Hyberbole? Perhaps a little. (Can one have only a little hyperbole?)
But I have to say I was surprised in reading and discussing I Spy: A History and Episode Guide to the Groundbreaking Television Series with its author, Marc Cushman, about how many ways in which this little ol' TV show was truly groundbreaking.
Marc delved into three main points:
1) The truly groundbreaking effect on Civil Rights in the USA. At a time when whites and black were not even sharing drinking fountains in some parts of the country, I Spy put a black man and a white man into the same hotel room. Sharing a bathroom.
Sheldon Leonard, the producer, and Robert Culp, the established star, held the line about keeping Bill Cosby on the show, even though there had never been a black actor in a starring role in a network show.
Bill Cosby, in his first starring role as an actor, was truly surprised and pleased he would not be expected to hold the coats or hide in the bushes...
2) The invention of the Buddy Genre. Prior to this, if there were two men or women who shared starring roles, they were pitted as enemies, not friends, or one was subservient to the other. In fact, Robert Culp and Bill Cosby were friends offscreen as well as on, and despite what one would think would be difficult circumstances - Culp vs. Cosby for an Emmy every year, Culp was thrilled when Cosby won.
3) The book goes into why this show was important technically. Tech talk generally makes me start nodding off, but I found it fascinating how much this little series impacted movies and television that followed it, the devices that were invented, like the wireless microphone, the CinemaMobile,and let us not forget the sweatbox...

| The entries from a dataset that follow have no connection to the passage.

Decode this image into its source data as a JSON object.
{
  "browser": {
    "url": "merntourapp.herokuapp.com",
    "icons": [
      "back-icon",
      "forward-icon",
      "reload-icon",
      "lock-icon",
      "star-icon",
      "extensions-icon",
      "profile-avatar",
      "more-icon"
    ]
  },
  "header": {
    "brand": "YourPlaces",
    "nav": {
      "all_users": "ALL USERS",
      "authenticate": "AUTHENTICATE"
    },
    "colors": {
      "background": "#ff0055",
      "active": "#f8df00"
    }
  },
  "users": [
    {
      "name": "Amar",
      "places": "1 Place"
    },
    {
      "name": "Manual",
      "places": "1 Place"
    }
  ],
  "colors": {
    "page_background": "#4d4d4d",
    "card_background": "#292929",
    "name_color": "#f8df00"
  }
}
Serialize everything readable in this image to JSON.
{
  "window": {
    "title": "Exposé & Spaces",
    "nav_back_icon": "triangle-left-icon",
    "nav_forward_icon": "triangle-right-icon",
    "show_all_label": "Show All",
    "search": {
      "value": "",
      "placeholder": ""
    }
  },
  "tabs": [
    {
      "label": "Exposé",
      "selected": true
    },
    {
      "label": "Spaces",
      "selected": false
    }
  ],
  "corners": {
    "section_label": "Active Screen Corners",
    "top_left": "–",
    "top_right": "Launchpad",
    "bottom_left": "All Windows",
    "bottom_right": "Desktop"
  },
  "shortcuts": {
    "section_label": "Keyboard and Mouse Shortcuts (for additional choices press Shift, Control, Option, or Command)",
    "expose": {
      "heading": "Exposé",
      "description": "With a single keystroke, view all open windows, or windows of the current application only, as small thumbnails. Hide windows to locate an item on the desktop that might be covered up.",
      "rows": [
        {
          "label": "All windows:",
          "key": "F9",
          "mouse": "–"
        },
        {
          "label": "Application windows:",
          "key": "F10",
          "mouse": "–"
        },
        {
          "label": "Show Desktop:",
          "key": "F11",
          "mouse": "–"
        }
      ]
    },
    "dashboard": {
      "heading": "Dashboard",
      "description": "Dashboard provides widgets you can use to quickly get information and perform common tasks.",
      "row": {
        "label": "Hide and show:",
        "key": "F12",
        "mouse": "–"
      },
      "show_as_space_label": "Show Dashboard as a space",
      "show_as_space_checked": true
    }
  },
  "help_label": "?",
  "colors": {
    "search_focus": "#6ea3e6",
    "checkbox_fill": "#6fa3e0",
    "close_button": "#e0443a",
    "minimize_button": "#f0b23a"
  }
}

How does one film a project, in so many exotic locations, anyway? What if there are problems, like, oh, a military coup in Greece?
Marc also discussed his next project, Star Trek....
Yes, Marc's a friend. Of course we always want to support our friends, but even if he wasn't a friend - this is an excellent book.
If you care about the buddy genre, film technology, the history of civil rights and television, or the personalities involved: Sheldon Leonard, Robert Culp, and Bill Cosby - or if you just like some nice juicy stories about Hollywood in the sixties, you need to get a copy of this book. Available from Amazon and Barnes & Noble.